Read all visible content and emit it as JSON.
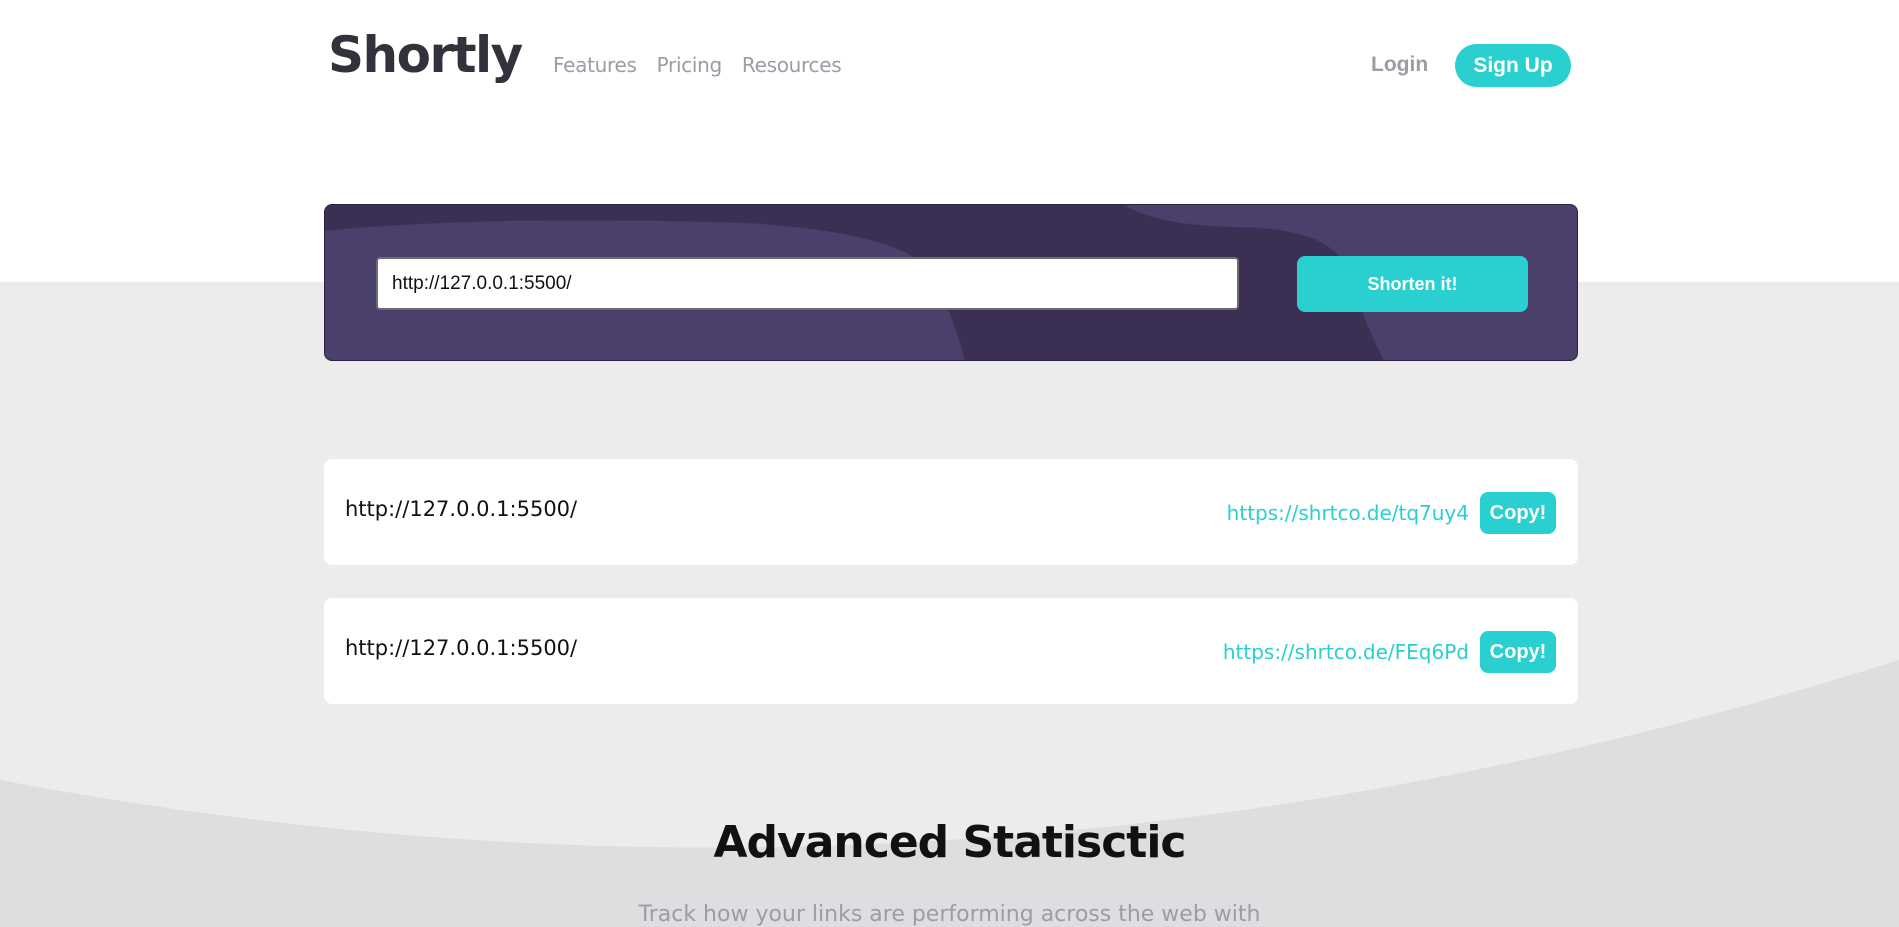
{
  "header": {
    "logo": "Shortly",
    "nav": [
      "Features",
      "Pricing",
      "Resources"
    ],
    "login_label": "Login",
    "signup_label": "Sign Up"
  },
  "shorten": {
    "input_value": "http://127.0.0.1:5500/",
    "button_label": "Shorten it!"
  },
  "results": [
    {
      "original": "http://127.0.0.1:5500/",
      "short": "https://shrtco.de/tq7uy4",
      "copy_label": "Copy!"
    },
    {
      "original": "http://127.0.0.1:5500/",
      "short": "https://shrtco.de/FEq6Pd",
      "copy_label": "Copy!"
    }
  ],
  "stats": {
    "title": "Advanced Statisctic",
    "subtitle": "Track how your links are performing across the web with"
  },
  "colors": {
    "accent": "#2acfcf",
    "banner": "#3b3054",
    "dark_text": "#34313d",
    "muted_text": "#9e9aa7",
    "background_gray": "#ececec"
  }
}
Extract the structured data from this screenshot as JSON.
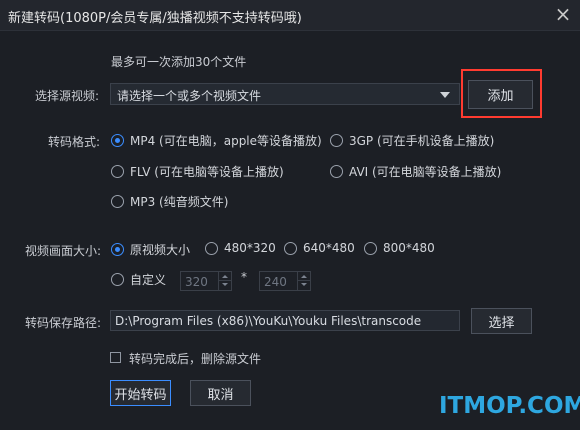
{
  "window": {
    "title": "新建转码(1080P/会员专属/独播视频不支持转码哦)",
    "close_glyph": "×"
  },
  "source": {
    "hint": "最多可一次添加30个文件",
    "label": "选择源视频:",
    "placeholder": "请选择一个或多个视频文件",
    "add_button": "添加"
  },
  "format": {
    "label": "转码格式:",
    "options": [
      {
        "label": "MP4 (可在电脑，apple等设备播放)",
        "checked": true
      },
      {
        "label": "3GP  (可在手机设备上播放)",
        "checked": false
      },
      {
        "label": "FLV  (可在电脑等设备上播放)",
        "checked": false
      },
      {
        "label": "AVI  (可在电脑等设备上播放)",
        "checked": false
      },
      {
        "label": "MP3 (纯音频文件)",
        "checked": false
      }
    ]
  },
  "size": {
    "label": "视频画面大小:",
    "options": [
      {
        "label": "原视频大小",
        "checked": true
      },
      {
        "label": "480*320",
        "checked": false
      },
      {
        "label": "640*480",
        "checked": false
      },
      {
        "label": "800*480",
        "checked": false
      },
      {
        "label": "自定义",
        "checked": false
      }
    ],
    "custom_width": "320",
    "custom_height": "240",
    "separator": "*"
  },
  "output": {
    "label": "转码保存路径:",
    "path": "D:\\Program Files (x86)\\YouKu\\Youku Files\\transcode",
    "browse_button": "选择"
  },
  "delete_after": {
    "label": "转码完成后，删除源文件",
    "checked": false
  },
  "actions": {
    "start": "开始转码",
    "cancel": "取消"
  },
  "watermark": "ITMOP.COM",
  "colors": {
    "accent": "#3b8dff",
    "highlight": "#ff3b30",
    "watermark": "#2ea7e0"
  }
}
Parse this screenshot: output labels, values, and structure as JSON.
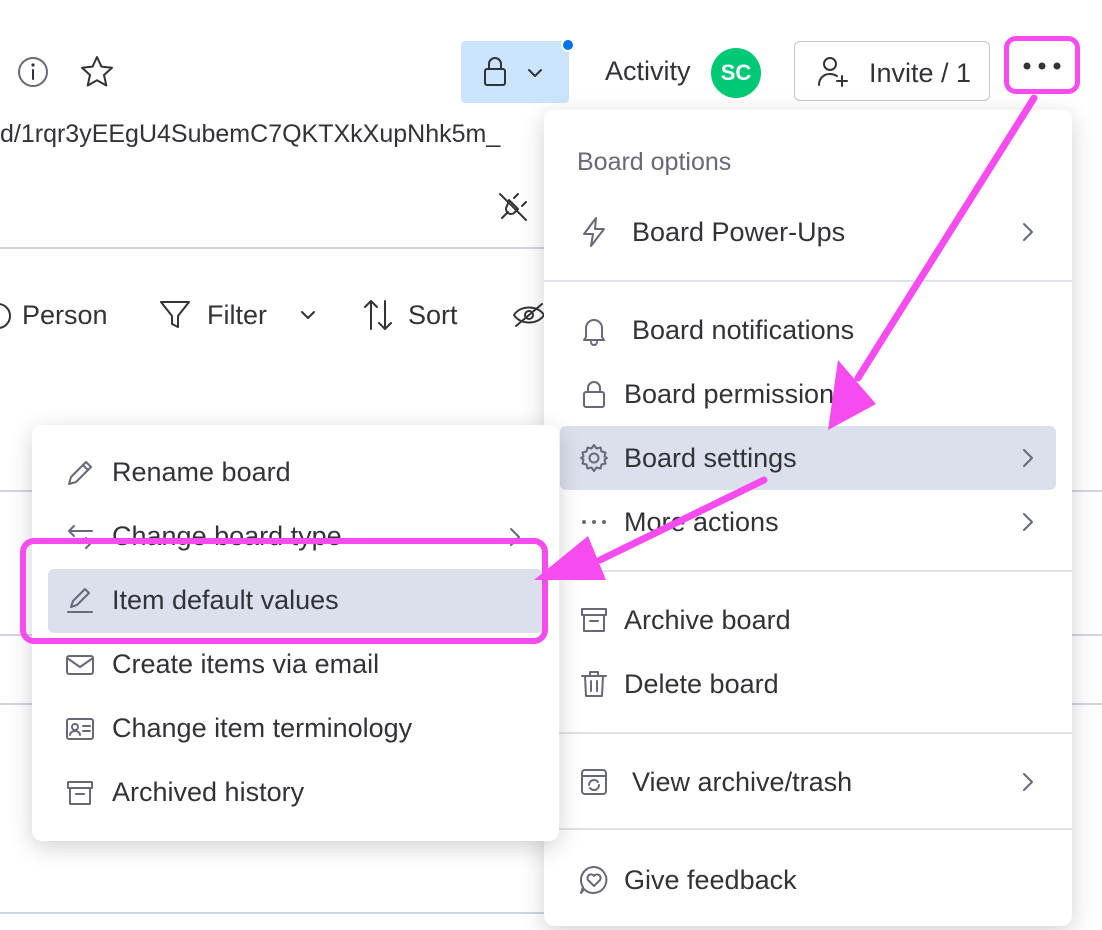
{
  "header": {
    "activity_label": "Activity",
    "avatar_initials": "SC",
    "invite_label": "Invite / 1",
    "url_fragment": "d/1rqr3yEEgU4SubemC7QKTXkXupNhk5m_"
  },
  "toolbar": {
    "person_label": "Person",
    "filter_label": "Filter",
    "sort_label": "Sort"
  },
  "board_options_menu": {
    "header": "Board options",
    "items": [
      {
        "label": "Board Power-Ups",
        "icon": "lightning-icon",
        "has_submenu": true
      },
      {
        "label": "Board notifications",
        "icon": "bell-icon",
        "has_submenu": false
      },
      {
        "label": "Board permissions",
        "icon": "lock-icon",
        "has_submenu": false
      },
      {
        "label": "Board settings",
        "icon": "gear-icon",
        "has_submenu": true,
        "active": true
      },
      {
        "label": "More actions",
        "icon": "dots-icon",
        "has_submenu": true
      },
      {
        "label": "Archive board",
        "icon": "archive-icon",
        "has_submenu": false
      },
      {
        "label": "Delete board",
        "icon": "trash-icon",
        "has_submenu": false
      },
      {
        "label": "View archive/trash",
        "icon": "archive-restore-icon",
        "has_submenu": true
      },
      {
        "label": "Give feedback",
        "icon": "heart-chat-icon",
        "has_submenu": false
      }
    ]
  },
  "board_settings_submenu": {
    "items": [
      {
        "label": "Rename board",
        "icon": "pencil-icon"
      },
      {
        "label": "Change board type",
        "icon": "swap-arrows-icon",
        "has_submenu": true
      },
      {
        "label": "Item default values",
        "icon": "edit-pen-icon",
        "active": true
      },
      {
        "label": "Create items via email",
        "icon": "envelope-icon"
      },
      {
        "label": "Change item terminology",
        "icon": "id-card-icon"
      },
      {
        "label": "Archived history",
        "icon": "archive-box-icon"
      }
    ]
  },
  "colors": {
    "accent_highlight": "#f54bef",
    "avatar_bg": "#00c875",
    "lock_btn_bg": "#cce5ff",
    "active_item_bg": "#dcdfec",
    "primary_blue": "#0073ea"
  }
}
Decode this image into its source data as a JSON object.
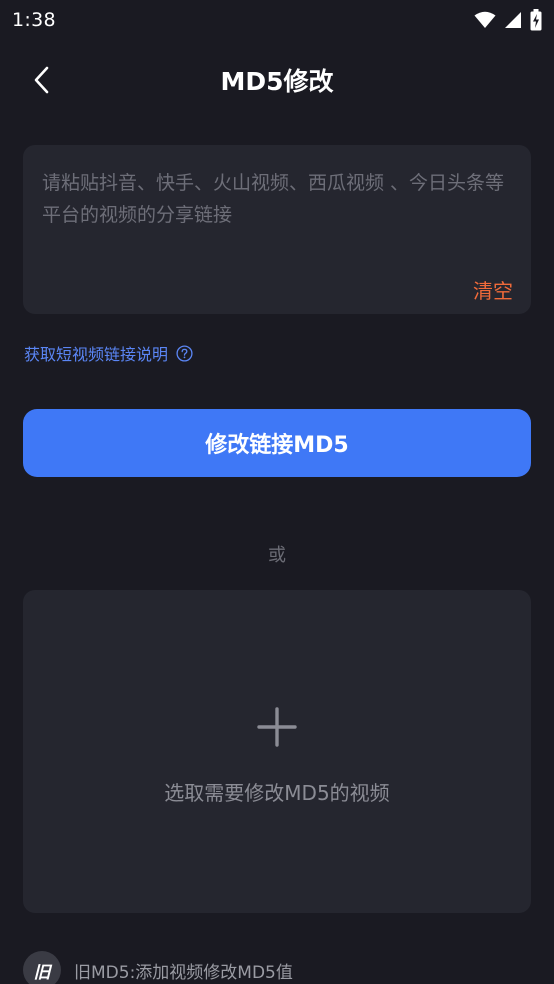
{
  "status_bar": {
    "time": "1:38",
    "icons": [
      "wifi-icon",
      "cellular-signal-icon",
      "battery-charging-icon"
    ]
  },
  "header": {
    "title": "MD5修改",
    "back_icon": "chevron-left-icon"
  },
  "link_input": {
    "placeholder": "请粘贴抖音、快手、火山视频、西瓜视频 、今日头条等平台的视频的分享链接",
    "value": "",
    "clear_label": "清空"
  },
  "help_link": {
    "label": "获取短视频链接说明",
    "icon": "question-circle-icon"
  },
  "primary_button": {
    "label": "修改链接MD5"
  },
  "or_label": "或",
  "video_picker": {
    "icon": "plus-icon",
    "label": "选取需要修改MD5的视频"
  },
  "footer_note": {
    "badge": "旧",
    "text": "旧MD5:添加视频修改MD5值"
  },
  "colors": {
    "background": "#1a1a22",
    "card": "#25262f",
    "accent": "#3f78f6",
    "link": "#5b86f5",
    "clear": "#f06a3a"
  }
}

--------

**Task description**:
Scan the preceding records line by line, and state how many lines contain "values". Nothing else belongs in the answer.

**Problem solution**:
2